The problem - Retype every entry exactly, down to the last character.

Excerpted records -
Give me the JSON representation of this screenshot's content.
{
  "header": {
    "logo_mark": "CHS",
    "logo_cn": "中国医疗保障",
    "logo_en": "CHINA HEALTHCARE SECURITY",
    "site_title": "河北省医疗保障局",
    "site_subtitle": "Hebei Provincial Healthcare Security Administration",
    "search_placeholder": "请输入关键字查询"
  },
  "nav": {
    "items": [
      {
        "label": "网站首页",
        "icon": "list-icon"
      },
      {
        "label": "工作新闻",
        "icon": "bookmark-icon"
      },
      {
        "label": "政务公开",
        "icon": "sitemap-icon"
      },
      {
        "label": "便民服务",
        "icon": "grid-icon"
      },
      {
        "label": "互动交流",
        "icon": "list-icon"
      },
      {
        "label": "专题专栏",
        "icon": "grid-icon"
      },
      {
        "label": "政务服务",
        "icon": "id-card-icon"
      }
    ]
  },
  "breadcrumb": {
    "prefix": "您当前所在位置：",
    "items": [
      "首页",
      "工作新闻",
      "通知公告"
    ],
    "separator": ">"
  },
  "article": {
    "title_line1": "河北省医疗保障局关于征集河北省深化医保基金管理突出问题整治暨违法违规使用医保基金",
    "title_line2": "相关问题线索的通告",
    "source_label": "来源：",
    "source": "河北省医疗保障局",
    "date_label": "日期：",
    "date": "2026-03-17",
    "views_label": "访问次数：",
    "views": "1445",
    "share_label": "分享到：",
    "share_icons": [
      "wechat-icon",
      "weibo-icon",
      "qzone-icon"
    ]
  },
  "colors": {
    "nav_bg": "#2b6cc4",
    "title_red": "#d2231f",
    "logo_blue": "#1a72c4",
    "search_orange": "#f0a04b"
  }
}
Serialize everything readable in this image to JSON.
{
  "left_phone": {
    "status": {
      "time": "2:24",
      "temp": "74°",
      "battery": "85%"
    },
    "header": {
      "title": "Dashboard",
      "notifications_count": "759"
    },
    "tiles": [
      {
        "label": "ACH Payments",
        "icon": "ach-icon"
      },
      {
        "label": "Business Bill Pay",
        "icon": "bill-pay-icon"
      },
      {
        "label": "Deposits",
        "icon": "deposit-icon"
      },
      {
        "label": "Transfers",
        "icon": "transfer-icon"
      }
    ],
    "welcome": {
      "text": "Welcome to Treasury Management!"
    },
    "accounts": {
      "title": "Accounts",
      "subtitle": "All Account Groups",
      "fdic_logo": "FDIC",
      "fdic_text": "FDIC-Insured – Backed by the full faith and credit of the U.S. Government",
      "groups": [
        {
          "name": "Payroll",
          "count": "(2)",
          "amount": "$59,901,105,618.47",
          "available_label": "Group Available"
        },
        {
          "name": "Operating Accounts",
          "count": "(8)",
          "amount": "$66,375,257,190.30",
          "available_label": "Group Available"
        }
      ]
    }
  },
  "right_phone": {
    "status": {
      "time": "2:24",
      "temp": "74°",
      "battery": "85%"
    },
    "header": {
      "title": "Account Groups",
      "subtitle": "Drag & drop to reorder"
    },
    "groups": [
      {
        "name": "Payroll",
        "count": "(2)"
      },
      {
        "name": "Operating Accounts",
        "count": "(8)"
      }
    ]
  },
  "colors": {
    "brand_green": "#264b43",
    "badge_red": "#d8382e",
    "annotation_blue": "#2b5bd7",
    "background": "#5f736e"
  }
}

Solution for this exercise -
Give me the JSON representation of this screenshot's content.
{
  "header": {
    "logo_mark": "CHS",
    "logo_cn": "中国医疗保障",
    "logo_en": "CHINA HEALTHCARE SECURITY",
    "site_title": "河北省医疗保障局",
    "site_subtitle": "Hebei Provincial Healthcare Security Administration",
    "search_placeholder": "请输入关键字查询"
  },
  "nav": {
    "items": [
      {
        "label": "网站首页",
        "icon": "list-icon"
      },
      {
        "label": "工作新闻",
        "icon": "bookmark-icon"
      },
      {
        "label": "政务公开",
        "icon": "sitemap-icon"
      },
      {
        "label": "便民服务",
        "icon": "grid-icon"
      },
      {
        "label": "互动交流",
        "icon": "list-icon"
      },
      {
        "label": "专题专栏",
        "icon": "grid-icon"
      },
      {
        "label": "政务服务",
        "icon": "id-card-icon"
      }
    ]
  },
  "breadcrumb": {
    "prefix": "您当前所在位置：",
    "items": [
      "首页",
      "工作新闻",
      "通知公告"
    ],
    "separator": ">"
  },
  "article": {
    "title_line1": "河北省医疗保障局关于征集河北省深化医保基金管理突出问题整治暨违法违规使用医保基金",
    "title_line2": "相关问题线索的通告",
    "source_label": "来源：",
    "source": "河北省医疗保障局",
    "date_label": "日期：",
    "date": "2026-03-17",
    "views_label": "访问次数：",
    "views": "1445",
    "share_label": "分享到：",
    "share_icons": [
      "wechat-icon",
      "weibo-icon",
      "qzone-icon"
    ]
  },
  "colors": {
    "nav_bg": "#2b6cc4",
    "title_red": "#d2231f",
    "logo_blue": "#1a72c4",
    "search_orange": "#f0a04b"
  }
}
Serialize everything readable in this image to JSON.
{
  "left_phone": {
    "status": {
      "time": "2:24",
      "temp": "74°",
      "battery": "85%"
    },
    "header": {
      "title": "Dashboard",
      "notifications_count": "759"
    },
    "tiles": [
      {
        "label": "ACH Payments",
        "icon": "ach-icon"
      },
      {
        "label": "Business Bill Pay",
        "icon": "bill-pay-icon"
      },
      {
        "label": "Deposits",
        "icon": "deposit-icon"
      },
      {
        "label": "Transfers",
        "icon": "transfer-icon"
      }
    ],
    "welcome": {
      "text": "Welcome to Treasury Management!"
    },
    "accounts": {
      "title": "Accounts",
      "subtitle": "All Account Groups",
      "fdic_logo": "FDIC",
      "fdic_text": "FDIC-Insured – Backed by the full faith and credit of the U.S. Government",
      "groups": [
        {
          "name": "Payroll",
          "count": "(2)",
          "amount": "$59,901,105,618.47",
          "available_label": "Group Available"
        },
        {
          "name": "Operating Accounts",
          "count": "(8)",
          "amount": "$66,375,257,190.30",
          "available_label": "Group Available"
        }
      ]
    }
  },
  "right_phone": {
    "status": {
      "time": "2:24",
      "temp": "74°",
      "battery": "85%"
    },
    "header": {
      "title": "Account Groups",
      "subtitle": "Drag & drop to reorder"
    },
    "groups": [
      {
        "name": "Payroll",
        "count": "(2)"
      },
      {
        "name": "Operating Accounts",
        "count": "(8)"
      }
    ]
  },
  "colors": {
    "brand_green": "#264b43",
    "badge_red": "#d8382e",
    "annotation_blue": "#2b5bd7",
    "background": "#5f736e"
  }
}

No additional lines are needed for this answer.